What is really most remarkable to me is that there has never been a multi-national, high-level sustained effort to build a viable peace process in Sudan. In order to do this, what is needed, again, is U.S. leadership, working closely with the British and the Norwegians, who have formed a sort of partnership outside the region and supporting peace in Sudan, and these three actors, in turn working very closely with the regional states that have a vested interest in their own existing initiatives, which have undermined each other over the last few years.
What this means more specifically is that the U.S. must take the lead as only it can in crafting one unified process that all stakeholders buy into. This new process will inevitably be some kind of a partnership between the regional and extra-regional actors. So we'll need new packaging, a new understanding of a new process. It cannot be seen to simply be the existing efforts with a little extra international push or coordination. The parties on the ground in Sudan will not take this seriously.
It means having a serious high-level mediating team with one lead negotiator who has the respect and the confidence of the parties and of the international community. It means crafting and coordinating international leverage, something, again, that has never been done, through a contact group or a working group of key nations agreeing on specific incentives and pressures that can be deployed in support of the mediation effort. It means ensuring, most importantly, the centrality of certain principles in the process, such as, not surprisingly, the right of self-determination for southern Sudanese and other marginalized people.
Let me conclude by underlining this central point. In the 18 years of war in Sudan, of this phase of the war in Sudan, there has never been a window of opportunity for peace as wide as there is now. Both sides are battle-hardened with huge walls of mistrust and no confidence in existing efforts. But all the parties -- the government, the SPLA, the larger National Democratic Alliance umbrella of opposition, the Umma Party, civil society organizations, all of them -- have called for a leadership role by the United States, moving us beyond this traffic jam of existing initiatives.

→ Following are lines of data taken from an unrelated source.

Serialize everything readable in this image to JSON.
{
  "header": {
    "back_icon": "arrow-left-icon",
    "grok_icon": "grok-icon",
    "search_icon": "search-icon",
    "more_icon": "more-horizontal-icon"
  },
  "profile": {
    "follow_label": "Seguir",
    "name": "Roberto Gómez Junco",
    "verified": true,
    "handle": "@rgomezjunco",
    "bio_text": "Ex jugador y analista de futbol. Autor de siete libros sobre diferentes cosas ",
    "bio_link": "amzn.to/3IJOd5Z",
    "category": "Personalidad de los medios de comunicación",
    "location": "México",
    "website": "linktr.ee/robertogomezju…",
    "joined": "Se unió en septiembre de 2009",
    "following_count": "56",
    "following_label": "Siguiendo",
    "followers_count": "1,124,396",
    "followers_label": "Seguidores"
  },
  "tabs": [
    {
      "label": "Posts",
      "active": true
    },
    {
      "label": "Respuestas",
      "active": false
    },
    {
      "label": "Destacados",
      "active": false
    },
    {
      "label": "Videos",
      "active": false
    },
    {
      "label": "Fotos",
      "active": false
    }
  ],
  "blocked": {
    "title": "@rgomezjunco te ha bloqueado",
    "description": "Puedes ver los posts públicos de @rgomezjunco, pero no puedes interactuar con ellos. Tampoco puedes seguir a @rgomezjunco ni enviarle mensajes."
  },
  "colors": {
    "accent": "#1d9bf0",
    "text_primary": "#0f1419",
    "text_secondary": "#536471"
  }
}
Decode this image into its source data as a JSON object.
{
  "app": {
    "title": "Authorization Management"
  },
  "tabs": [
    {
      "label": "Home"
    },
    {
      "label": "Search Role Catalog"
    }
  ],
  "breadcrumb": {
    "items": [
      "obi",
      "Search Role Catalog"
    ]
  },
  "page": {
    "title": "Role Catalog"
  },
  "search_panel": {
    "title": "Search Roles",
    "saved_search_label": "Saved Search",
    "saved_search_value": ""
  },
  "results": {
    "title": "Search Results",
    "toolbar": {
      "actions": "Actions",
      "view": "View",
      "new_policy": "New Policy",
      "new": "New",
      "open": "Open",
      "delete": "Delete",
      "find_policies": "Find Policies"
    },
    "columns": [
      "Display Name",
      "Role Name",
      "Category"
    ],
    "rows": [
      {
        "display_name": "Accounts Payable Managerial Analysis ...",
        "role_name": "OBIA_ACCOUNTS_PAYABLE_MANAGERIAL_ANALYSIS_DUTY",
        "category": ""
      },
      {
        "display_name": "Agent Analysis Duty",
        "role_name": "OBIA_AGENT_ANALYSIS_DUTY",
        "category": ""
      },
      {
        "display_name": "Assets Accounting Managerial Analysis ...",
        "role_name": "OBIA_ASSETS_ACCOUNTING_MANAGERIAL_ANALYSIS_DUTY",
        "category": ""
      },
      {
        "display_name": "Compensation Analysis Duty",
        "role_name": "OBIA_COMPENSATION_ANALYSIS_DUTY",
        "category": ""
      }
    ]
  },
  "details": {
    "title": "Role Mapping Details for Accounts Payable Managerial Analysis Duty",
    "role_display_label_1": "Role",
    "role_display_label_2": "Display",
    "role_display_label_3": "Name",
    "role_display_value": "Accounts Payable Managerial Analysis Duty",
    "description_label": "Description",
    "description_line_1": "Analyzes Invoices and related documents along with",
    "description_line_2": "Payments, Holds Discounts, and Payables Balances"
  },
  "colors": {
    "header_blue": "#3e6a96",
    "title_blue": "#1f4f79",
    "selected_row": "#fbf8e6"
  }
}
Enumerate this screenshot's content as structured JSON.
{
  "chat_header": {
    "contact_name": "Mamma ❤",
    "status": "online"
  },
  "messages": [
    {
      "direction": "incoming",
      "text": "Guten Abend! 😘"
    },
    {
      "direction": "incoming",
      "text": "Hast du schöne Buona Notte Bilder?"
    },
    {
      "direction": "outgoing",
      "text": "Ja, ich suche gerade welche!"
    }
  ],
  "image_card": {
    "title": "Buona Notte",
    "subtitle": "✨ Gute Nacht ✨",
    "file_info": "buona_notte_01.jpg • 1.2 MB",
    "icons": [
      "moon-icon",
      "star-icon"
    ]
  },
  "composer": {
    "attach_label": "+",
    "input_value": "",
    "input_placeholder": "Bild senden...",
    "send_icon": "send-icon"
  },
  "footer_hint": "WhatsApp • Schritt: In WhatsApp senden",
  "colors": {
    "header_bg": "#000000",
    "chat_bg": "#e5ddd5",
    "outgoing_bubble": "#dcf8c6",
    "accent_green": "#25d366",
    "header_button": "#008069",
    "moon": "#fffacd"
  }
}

The U.S. should maintain its principled advocacy for human rights. I'm not suggesting one iota of abandonment of that policy. But understand, and make key constituencies in the United States understand the best it can, that the best means, the only means for ensuring these rights is a comprehensive peace deal. And we'll really only get that with a much larger role and engagement by the United States Government.